It was indeed a successful trip to Manchester with my daughter. We bought her prom dress relatively quickly - it was the second dress she tried on - she went back to it after trying on seven more! But the decision was certain and unchangeable which is what I wanted to hear. Prevarication was not on the menu. I'm not going to reveal anymore at this point but save the reveal for May when she is all ready to go.
I finally got a chance to scan in the cover of my wonderful valentine's present. It is this book
I don't know whether the page below can be read clearly but it was published in 1880. This is the earliest knitting book I have.
and contains two hundred and sixteen RECEIPTS (or patterns to us. I don't actually know why they were called receipts - does anyone else know?)
What I really love is it is signed presumably by the owner on January 30th 1881.
There are very few pictures but patterns for things such as a gentleman's muffatee and an opera cloak - you would have to be very brave to embark on knitting a cloak without even a picture to see whether you like it or not. There is also a pattern for a Tippet, which goes as follows:

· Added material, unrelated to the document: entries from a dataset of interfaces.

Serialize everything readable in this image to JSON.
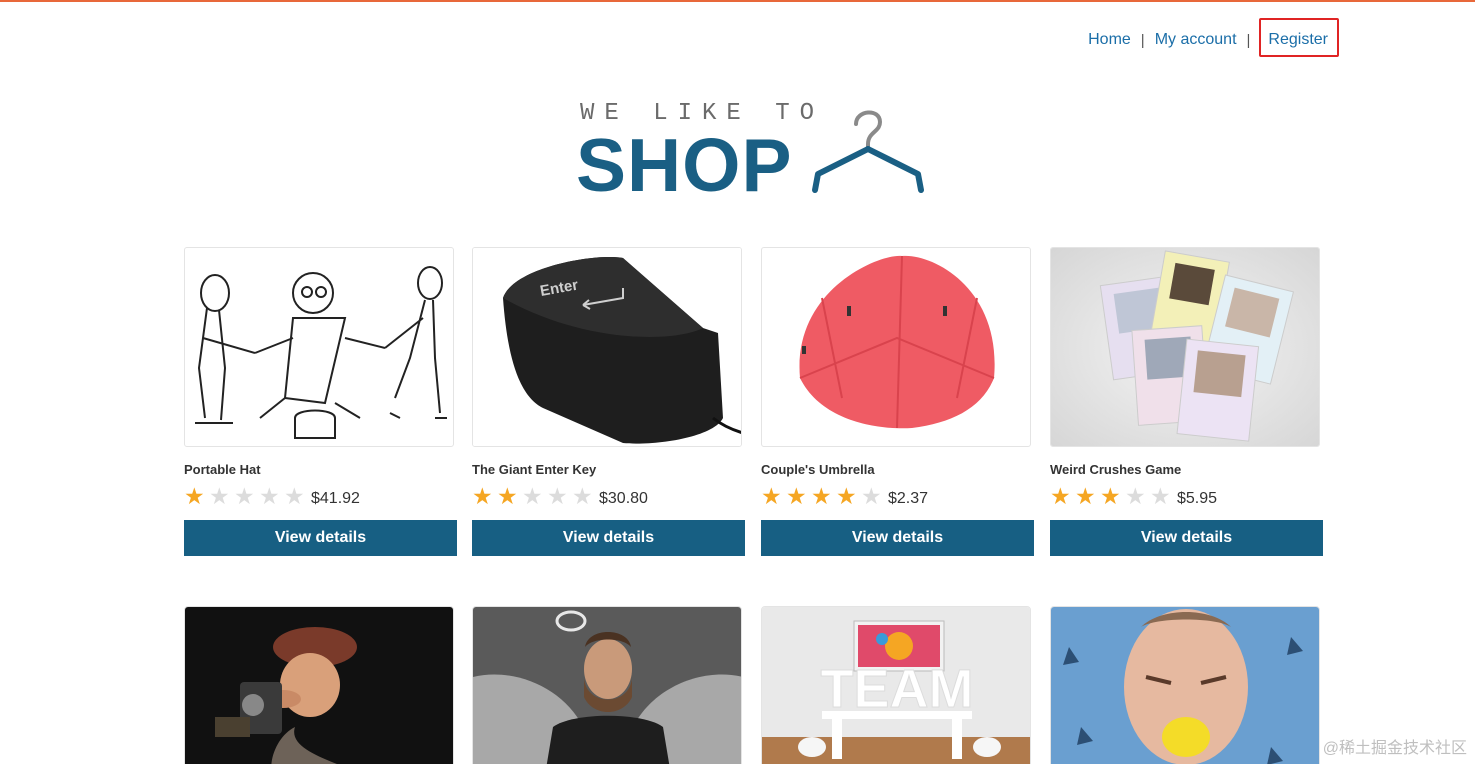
{
  "nav": {
    "home": "Home",
    "account": "My account",
    "register": "Register",
    "separator": "|"
  },
  "logo": {
    "tagline": "WE LIKE TO",
    "word": "SHOP",
    "icon": "hanger-icon"
  },
  "products_row1": [
    {
      "name": "Portable Hat",
      "rating": 1,
      "price": "$41.92",
      "button": "View details",
      "image": "drawing-people-tug"
    },
    {
      "name": "The Giant Enter Key",
      "rating": 2,
      "price": "$30.80",
      "button": "View details",
      "image": "giant-enter-key"
    },
    {
      "name": "Couple's Umbrella",
      "rating": 4,
      "price": "$2.37",
      "button": "View details",
      "image": "red-double-umbrella"
    },
    {
      "name": "Weird Crushes Game",
      "rating": 3,
      "price": "$5.95",
      "button": "View details",
      "image": "cards-faces"
    }
  ],
  "products_row2": [
    {
      "image": "photographer-figurine"
    },
    {
      "image": "angel-man"
    },
    {
      "image": "team-room",
      "text": "TEAM"
    },
    {
      "image": "lemon-face"
    }
  ],
  "watermark": "@稀土掘金技术社区",
  "colors": {
    "accent": "#175f83",
    "link": "#1b6ea8",
    "star_on": "#f5a623",
    "star_off": "#dcdcdc",
    "highlight": "#e02424"
  }
}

"Useful little presents to poor children or as school rewards and can be made in the following way:
Take any soft wool (scarlet or any bright colour) and cast on about 27sts, using coarse wooden pins, not finer than size 2. Then wool forward, slip 1, knit 2 together. Knit every row alike.
Knit till long enough and cast off.
They can either tie round the throat, or fasten with a button or elastic. They are warm and quickly made".
I do love the way the patterns aren't prescriptive, just a guide really, and leave the knitter to find their own way to a great extent. There are other guides in the book, such as what to do if you have plump arms and a pattern for a 'Scotch Cap for pence'.
I think I shall make myself a Tippet but I'm not so sure about the Scotch Cap.